From the line that includes "Convert this screenshot" to the last line of the data, quote each line precisely; both boundary lines belong in the answer.

##### Stored data

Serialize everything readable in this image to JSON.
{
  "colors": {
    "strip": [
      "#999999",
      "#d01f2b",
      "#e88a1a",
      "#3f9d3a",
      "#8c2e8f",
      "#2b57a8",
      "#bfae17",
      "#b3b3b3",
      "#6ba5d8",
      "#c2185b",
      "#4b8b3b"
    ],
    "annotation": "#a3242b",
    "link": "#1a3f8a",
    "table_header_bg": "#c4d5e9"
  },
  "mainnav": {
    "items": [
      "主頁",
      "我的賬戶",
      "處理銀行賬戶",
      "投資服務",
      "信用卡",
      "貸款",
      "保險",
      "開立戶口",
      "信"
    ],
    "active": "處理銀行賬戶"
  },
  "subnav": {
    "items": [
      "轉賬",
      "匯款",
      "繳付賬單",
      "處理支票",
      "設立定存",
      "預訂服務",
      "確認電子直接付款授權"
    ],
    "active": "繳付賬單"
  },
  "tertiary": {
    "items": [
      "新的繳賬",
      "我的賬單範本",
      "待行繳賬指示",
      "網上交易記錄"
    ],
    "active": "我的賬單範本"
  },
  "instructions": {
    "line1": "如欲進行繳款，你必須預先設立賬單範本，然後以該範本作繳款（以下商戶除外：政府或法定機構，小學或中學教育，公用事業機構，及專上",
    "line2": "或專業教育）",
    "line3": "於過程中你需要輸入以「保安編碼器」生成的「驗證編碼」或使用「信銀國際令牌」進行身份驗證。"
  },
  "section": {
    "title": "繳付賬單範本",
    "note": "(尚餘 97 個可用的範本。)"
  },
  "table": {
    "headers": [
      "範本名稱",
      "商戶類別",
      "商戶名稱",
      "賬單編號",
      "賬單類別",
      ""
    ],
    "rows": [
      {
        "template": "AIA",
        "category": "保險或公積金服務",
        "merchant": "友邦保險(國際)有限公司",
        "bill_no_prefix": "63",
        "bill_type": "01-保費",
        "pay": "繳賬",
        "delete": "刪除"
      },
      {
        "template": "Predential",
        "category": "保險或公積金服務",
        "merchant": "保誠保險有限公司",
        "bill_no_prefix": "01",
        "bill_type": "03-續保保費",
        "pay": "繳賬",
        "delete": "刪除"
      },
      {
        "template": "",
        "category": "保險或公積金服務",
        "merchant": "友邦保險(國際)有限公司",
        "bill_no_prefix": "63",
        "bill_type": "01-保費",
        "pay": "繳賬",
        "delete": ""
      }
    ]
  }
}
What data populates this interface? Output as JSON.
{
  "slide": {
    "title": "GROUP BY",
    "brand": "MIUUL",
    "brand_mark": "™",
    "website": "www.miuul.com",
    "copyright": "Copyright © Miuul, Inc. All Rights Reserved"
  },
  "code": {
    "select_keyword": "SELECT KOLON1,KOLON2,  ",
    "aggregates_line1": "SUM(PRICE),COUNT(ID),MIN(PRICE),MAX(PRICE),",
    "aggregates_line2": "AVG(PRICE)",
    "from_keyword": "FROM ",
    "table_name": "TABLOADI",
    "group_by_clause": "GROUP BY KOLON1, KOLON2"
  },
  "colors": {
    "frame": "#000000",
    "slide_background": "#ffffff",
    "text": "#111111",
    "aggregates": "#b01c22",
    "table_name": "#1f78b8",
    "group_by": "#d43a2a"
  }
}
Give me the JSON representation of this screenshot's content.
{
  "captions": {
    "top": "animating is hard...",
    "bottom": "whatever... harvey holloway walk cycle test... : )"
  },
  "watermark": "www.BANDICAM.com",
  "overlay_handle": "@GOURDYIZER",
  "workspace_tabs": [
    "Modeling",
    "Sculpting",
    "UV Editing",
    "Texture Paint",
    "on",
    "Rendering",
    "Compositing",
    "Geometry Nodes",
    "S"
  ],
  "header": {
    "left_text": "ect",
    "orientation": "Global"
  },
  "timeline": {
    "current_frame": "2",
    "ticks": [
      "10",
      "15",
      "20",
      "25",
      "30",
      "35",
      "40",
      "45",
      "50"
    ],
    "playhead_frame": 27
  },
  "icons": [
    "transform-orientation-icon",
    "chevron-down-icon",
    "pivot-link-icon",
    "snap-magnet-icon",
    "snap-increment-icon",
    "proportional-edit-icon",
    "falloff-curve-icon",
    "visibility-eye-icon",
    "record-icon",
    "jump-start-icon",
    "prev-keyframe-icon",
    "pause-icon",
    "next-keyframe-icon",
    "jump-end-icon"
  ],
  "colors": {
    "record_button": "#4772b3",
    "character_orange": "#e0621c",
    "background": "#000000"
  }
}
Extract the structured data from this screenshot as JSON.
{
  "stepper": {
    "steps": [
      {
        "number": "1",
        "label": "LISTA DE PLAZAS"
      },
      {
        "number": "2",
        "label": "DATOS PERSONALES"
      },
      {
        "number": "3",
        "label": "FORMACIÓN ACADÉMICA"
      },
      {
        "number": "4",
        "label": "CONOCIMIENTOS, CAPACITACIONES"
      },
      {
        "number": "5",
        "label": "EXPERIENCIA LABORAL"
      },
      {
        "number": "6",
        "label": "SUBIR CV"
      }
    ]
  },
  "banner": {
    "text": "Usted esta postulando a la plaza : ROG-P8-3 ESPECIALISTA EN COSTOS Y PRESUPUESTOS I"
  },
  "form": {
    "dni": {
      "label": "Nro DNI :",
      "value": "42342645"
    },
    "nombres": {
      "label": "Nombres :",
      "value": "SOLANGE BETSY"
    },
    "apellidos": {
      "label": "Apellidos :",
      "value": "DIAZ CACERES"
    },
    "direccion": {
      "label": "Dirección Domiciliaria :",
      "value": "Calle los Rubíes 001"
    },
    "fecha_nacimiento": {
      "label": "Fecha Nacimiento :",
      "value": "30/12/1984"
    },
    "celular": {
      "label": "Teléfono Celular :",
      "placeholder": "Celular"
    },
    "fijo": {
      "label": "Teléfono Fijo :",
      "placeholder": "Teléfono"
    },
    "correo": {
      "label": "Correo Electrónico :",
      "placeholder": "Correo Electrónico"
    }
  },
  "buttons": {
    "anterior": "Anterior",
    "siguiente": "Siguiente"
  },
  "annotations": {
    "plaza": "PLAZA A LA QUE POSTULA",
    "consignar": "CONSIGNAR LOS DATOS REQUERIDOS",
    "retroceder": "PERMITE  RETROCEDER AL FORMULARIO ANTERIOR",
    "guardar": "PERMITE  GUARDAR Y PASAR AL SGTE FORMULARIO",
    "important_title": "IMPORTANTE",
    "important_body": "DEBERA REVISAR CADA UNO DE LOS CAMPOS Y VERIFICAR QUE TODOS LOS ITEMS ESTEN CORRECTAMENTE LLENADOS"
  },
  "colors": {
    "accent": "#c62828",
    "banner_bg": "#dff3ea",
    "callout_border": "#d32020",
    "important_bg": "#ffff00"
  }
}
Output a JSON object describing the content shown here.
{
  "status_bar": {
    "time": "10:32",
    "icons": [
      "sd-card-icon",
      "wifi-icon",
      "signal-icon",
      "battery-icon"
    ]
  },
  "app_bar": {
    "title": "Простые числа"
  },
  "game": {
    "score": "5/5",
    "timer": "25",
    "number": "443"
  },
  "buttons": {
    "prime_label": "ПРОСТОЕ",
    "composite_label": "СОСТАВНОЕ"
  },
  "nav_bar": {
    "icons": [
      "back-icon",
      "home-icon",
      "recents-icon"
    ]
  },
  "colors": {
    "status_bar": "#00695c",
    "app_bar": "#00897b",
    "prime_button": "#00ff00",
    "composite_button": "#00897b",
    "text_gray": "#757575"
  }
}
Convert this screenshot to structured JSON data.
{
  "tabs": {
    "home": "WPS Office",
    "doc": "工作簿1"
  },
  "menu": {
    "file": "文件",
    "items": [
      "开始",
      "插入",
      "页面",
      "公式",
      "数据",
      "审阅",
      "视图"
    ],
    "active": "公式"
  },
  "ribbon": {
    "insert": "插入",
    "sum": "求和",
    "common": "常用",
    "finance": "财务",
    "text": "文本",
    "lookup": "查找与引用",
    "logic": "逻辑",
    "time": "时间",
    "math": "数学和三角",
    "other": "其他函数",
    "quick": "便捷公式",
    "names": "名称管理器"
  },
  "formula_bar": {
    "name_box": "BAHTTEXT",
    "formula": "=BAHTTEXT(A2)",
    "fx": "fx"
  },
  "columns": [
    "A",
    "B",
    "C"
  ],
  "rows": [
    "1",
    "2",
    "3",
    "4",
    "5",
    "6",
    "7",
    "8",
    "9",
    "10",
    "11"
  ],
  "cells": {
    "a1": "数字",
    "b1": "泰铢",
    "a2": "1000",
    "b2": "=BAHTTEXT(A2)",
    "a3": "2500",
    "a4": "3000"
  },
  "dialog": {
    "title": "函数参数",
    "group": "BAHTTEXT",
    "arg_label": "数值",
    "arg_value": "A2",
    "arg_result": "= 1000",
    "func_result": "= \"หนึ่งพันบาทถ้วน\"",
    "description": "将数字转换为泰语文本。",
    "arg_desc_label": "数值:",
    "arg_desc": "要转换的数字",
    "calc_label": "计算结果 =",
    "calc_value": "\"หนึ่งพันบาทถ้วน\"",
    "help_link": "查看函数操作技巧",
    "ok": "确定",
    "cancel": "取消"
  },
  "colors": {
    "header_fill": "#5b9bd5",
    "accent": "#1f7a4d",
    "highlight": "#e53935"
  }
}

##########

» **Result of this exercise**:
Convert this screenshot to structured JSON data.
{
  "tabs": {
    "home": "WPS Office",
    "doc": "工作簿1"
  },
  "menu": {
    "file": "文件",
    "items": [
      "开始",
      "插入",
      "页面",
      "公式",
      "数据",
      "审阅",
      "视图"
    ],
    "active": "公式"
  },
  "ribbon": {
    "insert": "插入",
    "sum": "求和",
    "common": "常用",
    "finance": "财务",
    "text": "文本",
    "lookup": "查找与引用",
    "logic": "逻辑",
    "time": "时间",
    "math": "数学和三角",
    "other": "其他函数",
    "quick": "便捷公式",
    "names": "名称管理器"
  },
  "formula_bar": {
    "name_box": "BAHTTEXT",
    "formula": "=BAHTTEXT(A2)",
    "fx": "fx"
  },
  "columns": [
    "A",
    "B",
    "C"
  ],
  "rows": [
    "1",
    "2",
    "3",
    "4",
    "5",
    "6",
    "7",
    "8",
    "9",
    "10",
    "11"
  ],
  "cells": {
    "a1": "数字",
    "b1": "泰铢",
    "a2": "1000",
    "b2": "=BAHTTEXT(A2)",
    "a3": "2500",
    "a4": "3000"
  },
  "dialog": {
    "title": "函数参数",
    "group": "BAHTTEXT",
    "arg_label": "数值",
    "arg_value": "A2",
    "arg_result": "= 1000",
    "func_result": "= \"หนึ่งพันบาทถ้วน\"",
    "description": "将数字转换为泰语文本。",
    "arg_desc_label": "数值:",
    "arg_desc": "要转换的数字",
    "calc_label": "计算结果 =",
    "calc_value": "\"หนึ่งพันบาทถ้วน\"",
    "help_link": "查看函数操作技巧",
    "ok": "确定",
    "cancel": "取消"
  },
  "colors": {
    "header_fill": "#5b9bd5",
    "accent": "#1f7a4d",
    "highlight": "#e53935"
  }
}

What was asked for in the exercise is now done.